» **PROBLEM**
Search the listing below for the word "searches" and return each line that contains it.

_ _ _ _

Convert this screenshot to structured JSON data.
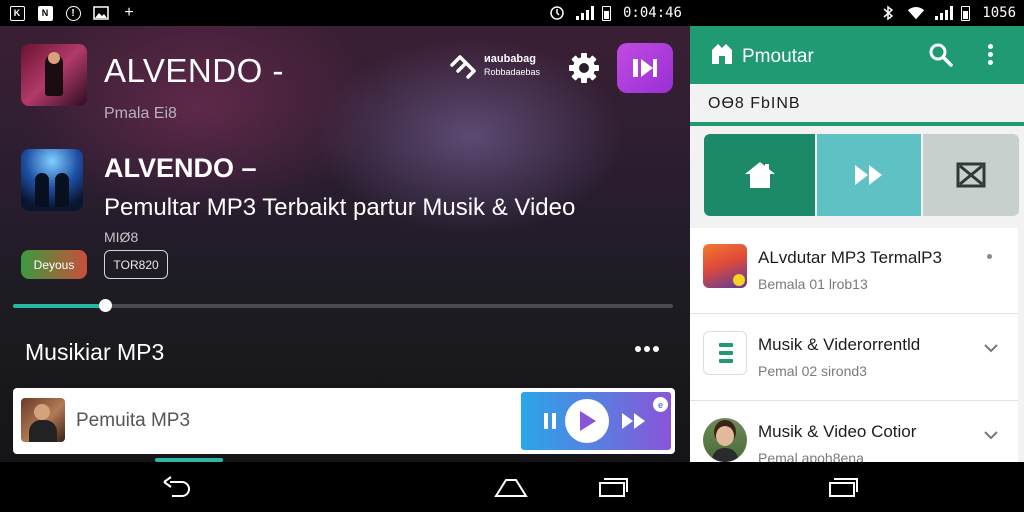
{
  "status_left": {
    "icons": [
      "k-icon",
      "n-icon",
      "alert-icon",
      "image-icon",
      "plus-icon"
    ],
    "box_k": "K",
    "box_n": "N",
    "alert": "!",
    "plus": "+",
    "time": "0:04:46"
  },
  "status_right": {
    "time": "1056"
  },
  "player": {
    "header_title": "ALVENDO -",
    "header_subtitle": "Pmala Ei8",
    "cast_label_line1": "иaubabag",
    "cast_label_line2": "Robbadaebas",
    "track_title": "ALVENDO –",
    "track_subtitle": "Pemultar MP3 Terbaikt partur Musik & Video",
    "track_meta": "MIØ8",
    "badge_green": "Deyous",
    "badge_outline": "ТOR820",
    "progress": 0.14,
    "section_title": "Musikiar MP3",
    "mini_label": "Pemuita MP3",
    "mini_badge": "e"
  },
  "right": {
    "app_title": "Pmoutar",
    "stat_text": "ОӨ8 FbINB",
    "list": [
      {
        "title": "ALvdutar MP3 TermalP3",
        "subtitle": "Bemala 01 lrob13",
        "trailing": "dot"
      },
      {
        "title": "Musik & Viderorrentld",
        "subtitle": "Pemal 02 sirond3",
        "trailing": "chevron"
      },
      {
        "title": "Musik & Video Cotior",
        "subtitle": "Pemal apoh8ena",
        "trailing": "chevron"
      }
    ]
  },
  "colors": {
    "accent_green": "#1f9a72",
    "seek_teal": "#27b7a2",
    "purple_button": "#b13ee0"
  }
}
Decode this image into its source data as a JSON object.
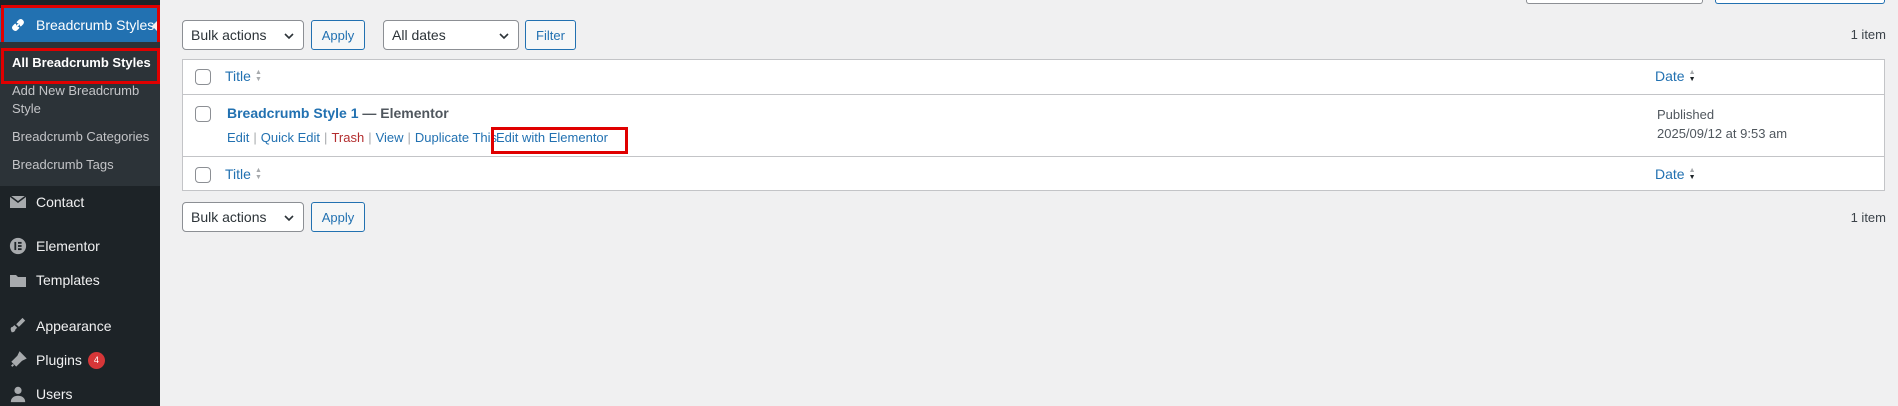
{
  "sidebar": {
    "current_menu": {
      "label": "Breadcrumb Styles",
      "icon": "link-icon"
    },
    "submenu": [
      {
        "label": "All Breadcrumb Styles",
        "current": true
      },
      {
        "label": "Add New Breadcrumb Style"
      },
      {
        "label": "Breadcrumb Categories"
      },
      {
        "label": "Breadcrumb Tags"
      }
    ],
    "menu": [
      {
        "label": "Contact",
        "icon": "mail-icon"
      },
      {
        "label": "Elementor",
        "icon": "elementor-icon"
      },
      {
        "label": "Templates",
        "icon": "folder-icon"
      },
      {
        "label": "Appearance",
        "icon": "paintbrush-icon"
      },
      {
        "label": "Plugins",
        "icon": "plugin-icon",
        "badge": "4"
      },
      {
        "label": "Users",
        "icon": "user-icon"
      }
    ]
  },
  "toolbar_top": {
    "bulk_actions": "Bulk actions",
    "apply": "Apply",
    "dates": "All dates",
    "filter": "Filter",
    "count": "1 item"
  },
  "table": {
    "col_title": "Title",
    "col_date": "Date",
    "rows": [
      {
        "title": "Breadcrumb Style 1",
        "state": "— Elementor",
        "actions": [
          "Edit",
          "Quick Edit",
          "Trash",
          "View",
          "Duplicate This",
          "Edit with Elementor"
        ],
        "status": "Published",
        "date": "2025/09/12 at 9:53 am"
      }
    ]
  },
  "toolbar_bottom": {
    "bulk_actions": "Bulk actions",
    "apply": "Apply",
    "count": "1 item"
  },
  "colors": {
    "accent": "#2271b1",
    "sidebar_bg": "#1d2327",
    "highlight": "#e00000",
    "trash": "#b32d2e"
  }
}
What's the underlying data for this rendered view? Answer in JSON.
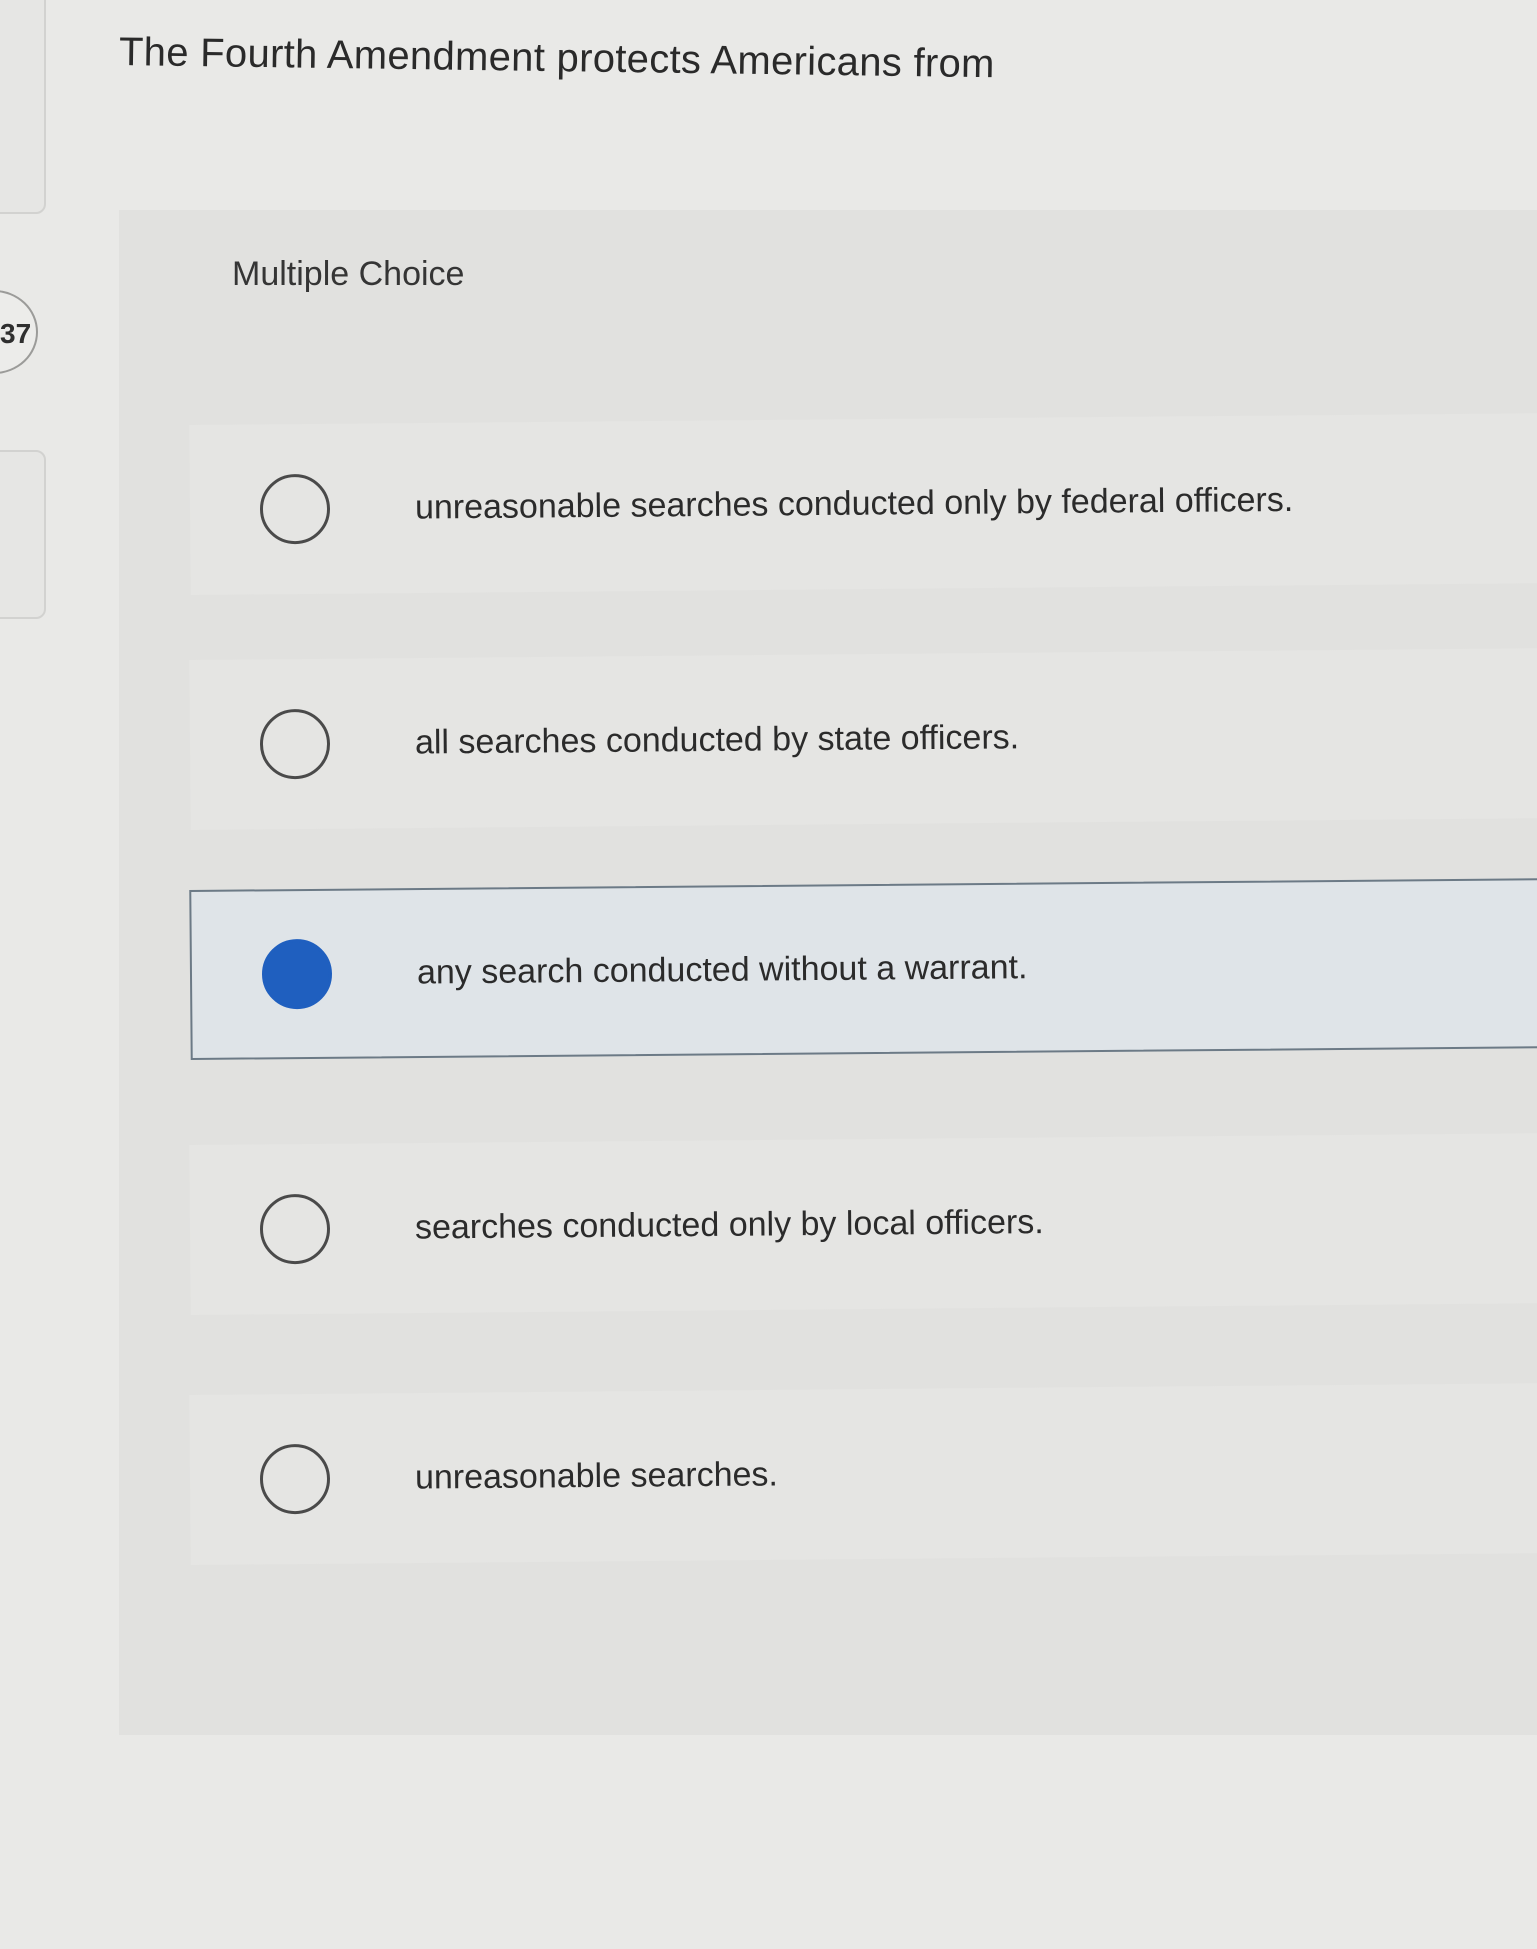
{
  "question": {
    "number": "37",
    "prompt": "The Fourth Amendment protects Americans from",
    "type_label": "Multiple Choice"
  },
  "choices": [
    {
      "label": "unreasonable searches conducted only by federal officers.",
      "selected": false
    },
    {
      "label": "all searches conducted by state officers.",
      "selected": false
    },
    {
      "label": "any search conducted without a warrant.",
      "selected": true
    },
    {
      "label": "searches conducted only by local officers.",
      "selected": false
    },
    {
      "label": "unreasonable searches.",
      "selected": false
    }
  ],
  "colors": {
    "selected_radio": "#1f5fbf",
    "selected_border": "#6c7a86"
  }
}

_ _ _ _

» **ANSWER BELOW**
      "label": "unreasonable searches conducted only by federal officers.",
      "label": "all searches conducted by state officers.",
      "label": "searches conducted only by local officers.",
      "label": "unreasonable searches.",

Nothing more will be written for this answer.